Advertisement

Abstract

An optimal clinical setting for complex vulvar reconstruction should meet the requirements necessary for inpatient treatment. The facility must be specialized and well equipped, with well-qualified and motivated staff members, because therapy of FGM/C patients needs professionalism, accuracy, and passion. The facility should offer a pleasant examination room with a changing area, so that the patient can feel comfortable. Furthermore, a system to perform standardized photography should be available. Photographs, of course, are especially necessary to document the preoperative and postoperative status. The office-photography arrangement should provide two frontal light units for uniform illumination and a simple homogeneous background for increased contrast and reduced distraction to get photographs in the upright position (Fig. 2.1a). An examination chair should also be provided for office photography (Fig. 2.1b). Basic viewpoints include frontal (Fig. 2.1c) and back (Fig. 2.1d) while standing, as well as frontal with the vulva at rest (Fig. 2.1e) as well as the vulva slightly tightened (Fig. 2.1f) in the supine position with angled legs or the lithotomy position, respectively. The patient must be informed of and consent to the purpose of medical use of the photographs as well as electronic archiving of the personal data.

Literature
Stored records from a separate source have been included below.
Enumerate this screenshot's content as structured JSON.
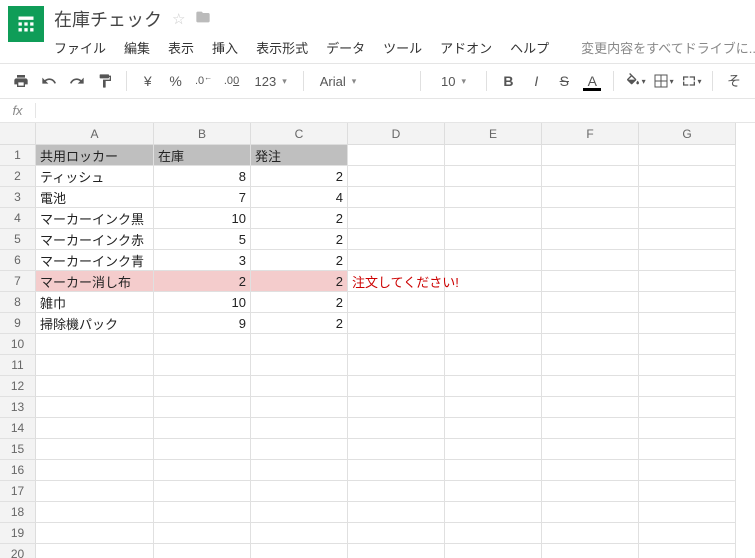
{
  "doc": {
    "title": "在庫チェック"
  },
  "menu": {
    "file": "ファイル",
    "edit": "編集",
    "view": "表示",
    "insert": "挿入",
    "format": "表示形式",
    "data": "データ",
    "tools": "ツール",
    "addons": "アドオン",
    "help": "ヘルプ"
  },
  "status": "変更内容をすべてドライブに...",
  "toolbar": {
    "currency": "¥",
    "percent": "%",
    "dec_dec": ".0",
    "inc_dec": ".00",
    "num_format": "123",
    "font": "Arial",
    "font_size": "10",
    "bold": "B",
    "italic": "I",
    "strike": "S",
    "align_h": "A",
    "more_label": "そ"
  },
  "formula": {
    "label": "fx",
    "value": ""
  },
  "columns": [
    "A",
    "B",
    "C",
    "D",
    "E",
    "F",
    "G"
  ],
  "row_count": 20,
  "sheet": {
    "header_row": [
      "共用ロッカー",
      "在庫",
      "発注"
    ],
    "rows": [
      {
        "a": "ティッシュ",
        "b": "8",
        "c": "2",
        "d": ""
      },
      {
        "a": "電池",
        "b": "7",
        "c": "4",
        "d": ""
      },
      {
        "a": "マーカーインク黒",
        "b": "10",
        "c": "2",
        "d": ""
      },
      {
        "a": "マーカーインク赤",
        "b": "5",
        "c": "2",
        "d": ""
      },
      {
        "a": "マーカーインク青",
        "b": "3",
        "c": "2",
        "d": ""
      },
      {
        "a": "マーカー消し布",
        "b": "2",
        "c": "2",
        "d": "注文してください!",
        "warn": true
      },
      {
        "a": "雑巾",
        "b": "10",
        "c": "2",
        "d": ""
      },
      {
        "a": "掃除機パック",
        "b": "9",
        "c": "2",
        "d": ""
      }
    ]
  }
}
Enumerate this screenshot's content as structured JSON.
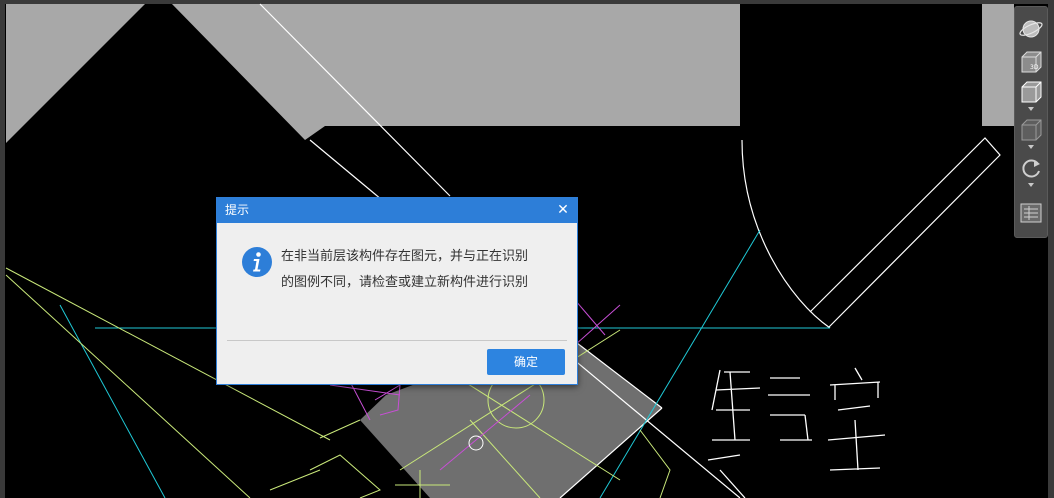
{
  "dialog": {
    "title": "提示",
    "close_glyph": "✕",
    "icon": "info-icon",
    "message_line1": "在非当前层该构件存在图元，并与正在识别",
    "message_line2": "的图例不同，请检查或建立新构件进行识别",
    "ok_label": "确定"
  },
  "view_toolbar": {
    "buttons": [
      {
        "icon": "orbit-icon"
      },
      {
        "icon": "3d-view-icon",
        "label": "3D"
      },
      {
        "icon": "box-view-icon"
      },
      {
        "icon": "shaded-box-icon"
      },
      {
        "icon": "rotate-icon"
      },
      {
        "icon": "properties-panel-icon"
      }
    ]
  },
  "canvas": {
    "background": "#000000",
    "handwritten_text": "集气室",
    "colors": {
      "gray_fill": "#a8a8a8",
      "cyan": "#1fc9d6",
      "yellow_green": "#c9e87a",
      "magenta": "#c84fd6",
      "white": "#ffffff"
    }
  }
}
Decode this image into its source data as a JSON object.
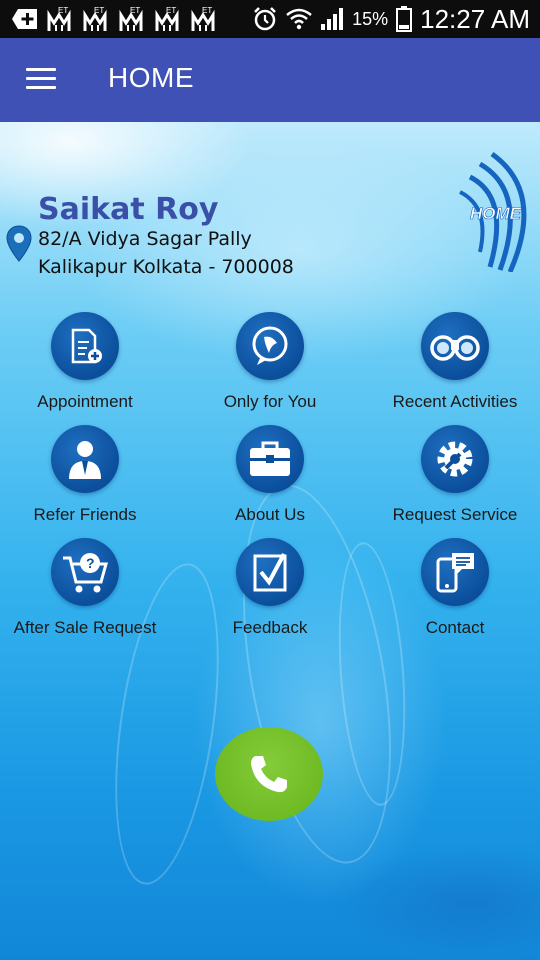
{
  "status_bar": {
    "battery_percent": "15%",
    "time": "12:27 AM",
    "notification_badge": "ET"
  },
  "app_bar": {
    "title": "HOME"
  },
  "profile": {
    "name": "Saikat Roy",
    "address_line1": "82/A Vidya Sagar Pally",
    "address_line2": "Kalikapur  Kolkata - 700008"
  },
  "logo": {
    "text": "HOME"
  },
  "menu": [
    {
      "label": "Appointment",
      "icon": "appointment-icon"
    },
    {
      "label": "Only for You",
      "icon": "chat-bubble-icon"
    },
    {
      "label": "Recent Activities",
      "icon": "binoculars-icon"
    },
    {
      "label": "Refer Friends",
      "icon": "person-icon"
    },
    {
      "label": "About Us",
      "icon": "briefcase-icon"
    },
    {
      "label": "Request Service",
      "icon": "gear-wrench-icon"
    },
    {
      "label": "After Sale Request",
      "icon": "cart-question-icon"
    },
    {
      "label": "Feedback",
      "icon": "checkbox-icon"
    },
    {
      "label": "Contact",
      "icon": "phone-message-icon"
    }
  ],
  "colors": {
    "app_bar": "#3f51b5",
    "name": "#3a4fa8",
    "icon_circle": "#0b4f9c",
    "call_button": "#6fbb24"
  }
}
  1. 1.
    Hafferl A. Lehrbuch der topographischen Anatomie. Berlin: Springer; 1957. p. 1–891.Google Scholar
  2. 2.
    Di Marino V, Lepidi H. Anatomic study of the clitoris and the bulbo-clitoral organ. Heidelberg: Springer; 2014. p. 1–152.Google Scholar
  3. 3.
    O’Connell HE, Sanjeevan KV, Hutson J. Anatomy of the clitoris. J Urol. 2005;174:1189–95.CrossRefGoogle Scholar
  4. 4.
    Puppo V. Anatomy and physiology of the clitoris, vestibular bulbs, and labia minora with a review of the female orgasm and the prevention of female sexual dysfunction. Clin Anat. 2013;26:134–52.CrossRefGoogle Scholar
  5. 5.
    Temesvary N. Die regio clitoridis. Arch Gynakol. 1924;122:102–28.CrossRefGoogle Scholar
  6. 6.
    Rees MA, O’Connel HE, Plenter RJ, Hutson JM. The suspensory ligament of the clitoris: connective tissue supports of the erectile tissue of the female urogenital region. Clin Anat. 2000;13:397–403.CrossRefGoogle Scholar
  7. 7.
    Lax H. Stoeckels Lehrbuch der Gynäkologie. Leipzig: S Herzel Verlag; 1967. p. 1–33.Google Scholar
  8. 8.
    O’Dey DM, Bozkurt A, Pallua N. The anterior Obturator Artery Perforator (aOAP) flap: surgical anatomy and application of a method for vulvar reconstruction. Gynecol Oncol. 2010;119:526–30. Epub 2010 Sep 24.CrossRefPubMedPubMedCentralGoogle Scholar
  9. 9.
    Abdulcadir J, Tille JC, Petignat P. Management of painful clitoral neuroma after female genital mutilation/cutting. Reprod Health. 2017;14:22.  https://doi.org/10.1186/s12978-017-0288-3.CrossRefPubMedPubMedCentralGoogle Scholar

Copyright information

© Springer Nature Switzerland AG 2019

Authors and Affiliations

  • Dan mon O’Dey
    • 1
  1. 1.Department of Plastic, Reconstructive and Aesthetic Surgery Hand SurgeryCenter of Reconstructive Surgery of Female Gender Characteristics, Luisenhospital AachenAachenGermany

Personalised recommendations